Task to complete — The answer should be each line from the entries below that has the word "operator" in it.

Given information —
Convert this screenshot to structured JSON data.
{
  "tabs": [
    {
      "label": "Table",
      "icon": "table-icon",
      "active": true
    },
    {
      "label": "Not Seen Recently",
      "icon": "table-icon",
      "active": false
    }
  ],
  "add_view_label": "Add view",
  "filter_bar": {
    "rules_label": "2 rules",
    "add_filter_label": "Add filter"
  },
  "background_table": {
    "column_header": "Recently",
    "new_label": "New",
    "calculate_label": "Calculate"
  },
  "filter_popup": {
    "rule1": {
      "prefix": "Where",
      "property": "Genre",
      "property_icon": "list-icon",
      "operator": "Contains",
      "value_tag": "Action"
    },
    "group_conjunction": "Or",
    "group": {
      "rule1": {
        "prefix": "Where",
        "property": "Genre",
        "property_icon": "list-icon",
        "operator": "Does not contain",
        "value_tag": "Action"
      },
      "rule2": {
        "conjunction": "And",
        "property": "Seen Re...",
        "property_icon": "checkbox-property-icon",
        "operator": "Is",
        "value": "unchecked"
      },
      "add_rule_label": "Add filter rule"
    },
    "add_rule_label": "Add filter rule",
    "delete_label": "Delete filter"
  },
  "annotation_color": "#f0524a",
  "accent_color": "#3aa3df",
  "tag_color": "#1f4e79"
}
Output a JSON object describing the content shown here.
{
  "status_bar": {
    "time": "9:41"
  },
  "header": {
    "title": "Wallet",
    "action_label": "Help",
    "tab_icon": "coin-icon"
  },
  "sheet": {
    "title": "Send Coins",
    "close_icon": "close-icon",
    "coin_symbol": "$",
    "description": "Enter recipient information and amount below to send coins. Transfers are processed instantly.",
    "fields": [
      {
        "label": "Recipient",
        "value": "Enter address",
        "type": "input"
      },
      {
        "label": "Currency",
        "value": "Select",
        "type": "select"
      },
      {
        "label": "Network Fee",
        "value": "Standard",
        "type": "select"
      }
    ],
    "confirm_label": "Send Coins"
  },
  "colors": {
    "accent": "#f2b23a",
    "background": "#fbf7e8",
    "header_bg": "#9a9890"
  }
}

Response area —
      "operator": "Contains",
        "operator": "Does not contain",
        "operator": "Is",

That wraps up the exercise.